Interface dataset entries
+===+

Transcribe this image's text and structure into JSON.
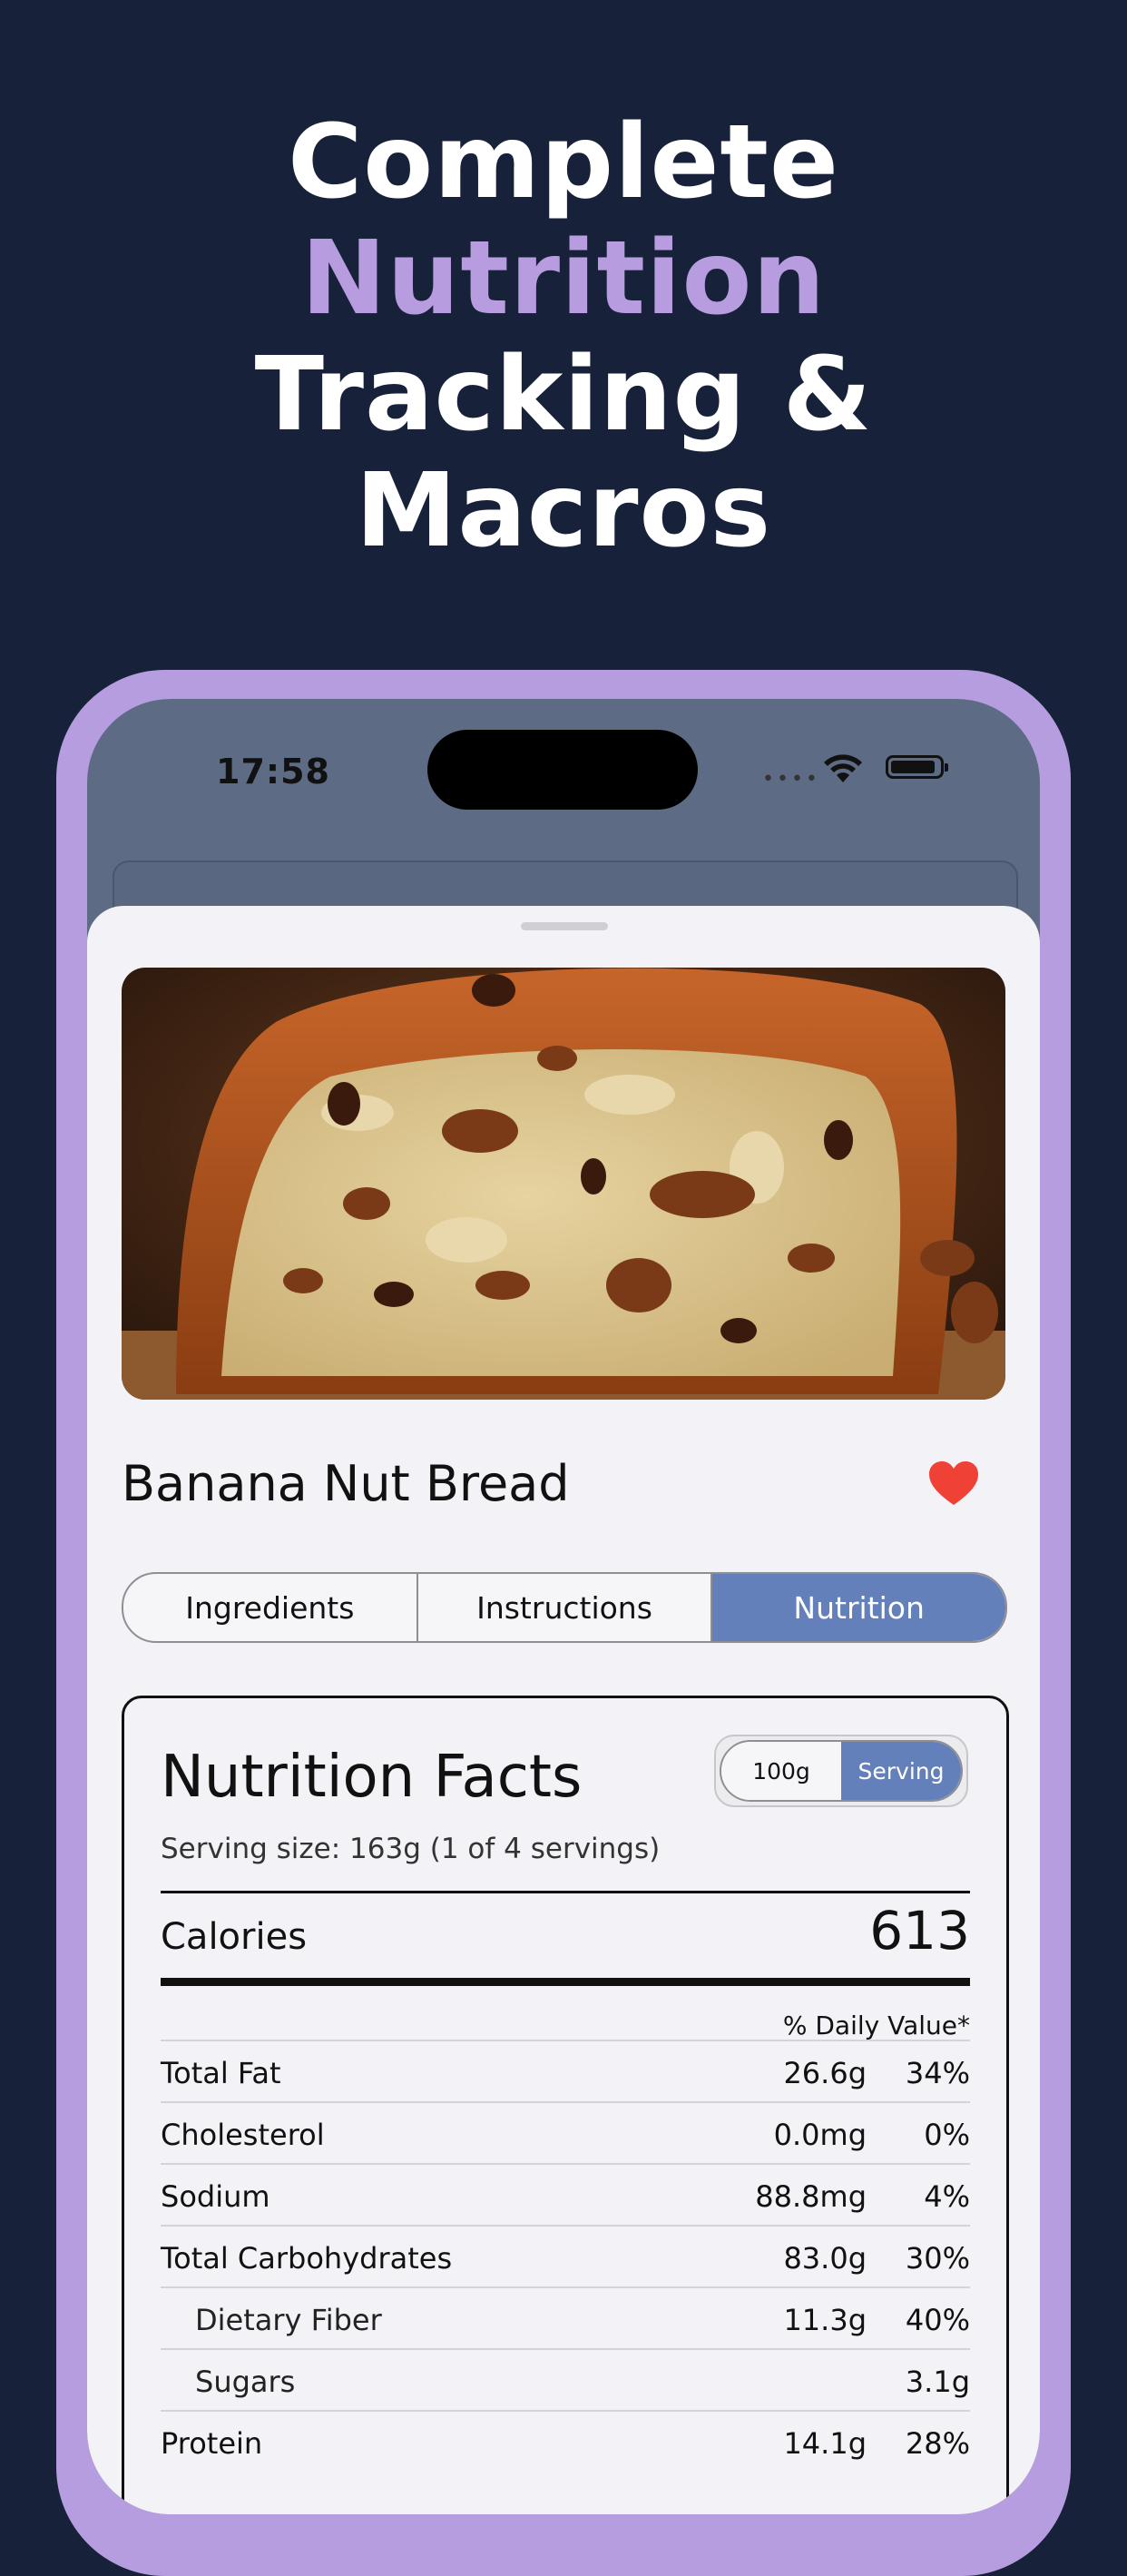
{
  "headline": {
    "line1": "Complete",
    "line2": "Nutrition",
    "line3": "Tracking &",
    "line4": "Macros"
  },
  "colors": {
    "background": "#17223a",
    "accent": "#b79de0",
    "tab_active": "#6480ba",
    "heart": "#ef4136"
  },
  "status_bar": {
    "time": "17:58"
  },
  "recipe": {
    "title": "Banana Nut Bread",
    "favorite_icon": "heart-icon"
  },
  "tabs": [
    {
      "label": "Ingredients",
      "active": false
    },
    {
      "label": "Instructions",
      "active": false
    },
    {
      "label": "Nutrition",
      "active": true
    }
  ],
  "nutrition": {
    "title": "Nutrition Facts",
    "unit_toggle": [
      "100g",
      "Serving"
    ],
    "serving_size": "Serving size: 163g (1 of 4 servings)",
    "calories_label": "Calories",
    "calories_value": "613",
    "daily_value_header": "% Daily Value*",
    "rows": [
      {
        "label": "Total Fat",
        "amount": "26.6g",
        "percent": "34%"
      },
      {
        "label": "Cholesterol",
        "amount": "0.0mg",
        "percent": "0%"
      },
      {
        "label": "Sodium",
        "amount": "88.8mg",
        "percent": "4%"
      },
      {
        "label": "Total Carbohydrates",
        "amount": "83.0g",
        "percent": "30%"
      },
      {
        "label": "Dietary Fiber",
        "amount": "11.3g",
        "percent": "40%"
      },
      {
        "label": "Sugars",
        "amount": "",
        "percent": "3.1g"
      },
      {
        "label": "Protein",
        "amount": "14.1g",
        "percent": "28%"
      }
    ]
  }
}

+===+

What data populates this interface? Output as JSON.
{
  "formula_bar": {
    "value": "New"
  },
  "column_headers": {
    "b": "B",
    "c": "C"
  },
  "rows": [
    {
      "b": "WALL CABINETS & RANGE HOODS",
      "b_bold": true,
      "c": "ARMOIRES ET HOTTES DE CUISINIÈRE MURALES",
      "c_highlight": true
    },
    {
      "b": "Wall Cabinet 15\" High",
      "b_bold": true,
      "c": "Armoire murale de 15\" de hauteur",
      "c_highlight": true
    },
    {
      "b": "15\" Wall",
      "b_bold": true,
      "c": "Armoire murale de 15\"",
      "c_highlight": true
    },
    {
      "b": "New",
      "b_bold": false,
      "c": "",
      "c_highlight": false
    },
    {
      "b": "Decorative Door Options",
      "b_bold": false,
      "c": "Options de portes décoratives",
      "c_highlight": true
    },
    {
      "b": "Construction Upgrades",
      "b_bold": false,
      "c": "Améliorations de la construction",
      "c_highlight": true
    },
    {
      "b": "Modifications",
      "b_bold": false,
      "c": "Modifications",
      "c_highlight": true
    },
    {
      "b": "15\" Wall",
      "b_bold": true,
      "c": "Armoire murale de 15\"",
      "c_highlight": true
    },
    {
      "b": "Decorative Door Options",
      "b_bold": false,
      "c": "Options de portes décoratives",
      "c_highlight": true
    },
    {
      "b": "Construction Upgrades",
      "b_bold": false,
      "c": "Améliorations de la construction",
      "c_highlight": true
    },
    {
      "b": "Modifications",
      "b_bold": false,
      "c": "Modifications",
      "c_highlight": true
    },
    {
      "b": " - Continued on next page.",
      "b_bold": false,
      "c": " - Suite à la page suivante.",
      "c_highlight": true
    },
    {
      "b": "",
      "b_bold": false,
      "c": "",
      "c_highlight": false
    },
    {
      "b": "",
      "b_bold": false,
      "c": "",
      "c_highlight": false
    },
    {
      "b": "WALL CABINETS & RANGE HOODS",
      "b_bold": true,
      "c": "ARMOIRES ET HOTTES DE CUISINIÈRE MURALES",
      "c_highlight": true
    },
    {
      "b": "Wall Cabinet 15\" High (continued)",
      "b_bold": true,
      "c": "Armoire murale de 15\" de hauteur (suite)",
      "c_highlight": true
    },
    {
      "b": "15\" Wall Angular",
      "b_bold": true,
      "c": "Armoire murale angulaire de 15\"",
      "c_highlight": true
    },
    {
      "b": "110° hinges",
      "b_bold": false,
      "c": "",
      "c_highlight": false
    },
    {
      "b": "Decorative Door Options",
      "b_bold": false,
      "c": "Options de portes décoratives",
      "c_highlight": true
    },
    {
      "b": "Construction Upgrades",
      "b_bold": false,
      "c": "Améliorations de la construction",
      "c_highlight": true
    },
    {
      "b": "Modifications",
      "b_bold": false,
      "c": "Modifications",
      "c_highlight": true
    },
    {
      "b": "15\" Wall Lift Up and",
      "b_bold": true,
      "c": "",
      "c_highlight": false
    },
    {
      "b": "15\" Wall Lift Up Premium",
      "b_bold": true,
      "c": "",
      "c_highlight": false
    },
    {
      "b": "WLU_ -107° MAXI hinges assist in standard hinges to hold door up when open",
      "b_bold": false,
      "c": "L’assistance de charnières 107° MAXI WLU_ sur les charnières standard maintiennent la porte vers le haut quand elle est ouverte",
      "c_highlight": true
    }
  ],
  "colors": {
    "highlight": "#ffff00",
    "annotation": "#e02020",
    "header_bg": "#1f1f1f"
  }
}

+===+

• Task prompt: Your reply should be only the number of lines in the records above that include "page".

• Task solution: 2